(Dataset extract)

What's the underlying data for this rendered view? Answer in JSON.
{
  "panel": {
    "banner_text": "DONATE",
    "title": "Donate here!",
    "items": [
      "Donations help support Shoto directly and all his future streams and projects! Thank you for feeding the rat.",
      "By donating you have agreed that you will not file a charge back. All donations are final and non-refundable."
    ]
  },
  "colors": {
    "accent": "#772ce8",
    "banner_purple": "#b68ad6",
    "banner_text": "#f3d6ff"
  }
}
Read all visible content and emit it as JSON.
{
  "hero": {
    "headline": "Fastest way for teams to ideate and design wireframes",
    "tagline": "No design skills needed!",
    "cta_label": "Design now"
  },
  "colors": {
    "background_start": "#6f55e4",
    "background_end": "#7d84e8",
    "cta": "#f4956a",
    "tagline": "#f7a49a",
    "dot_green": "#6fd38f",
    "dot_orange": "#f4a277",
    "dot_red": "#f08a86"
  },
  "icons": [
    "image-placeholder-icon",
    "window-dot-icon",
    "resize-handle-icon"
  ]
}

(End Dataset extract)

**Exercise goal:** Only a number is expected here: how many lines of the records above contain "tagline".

**Response area:** 2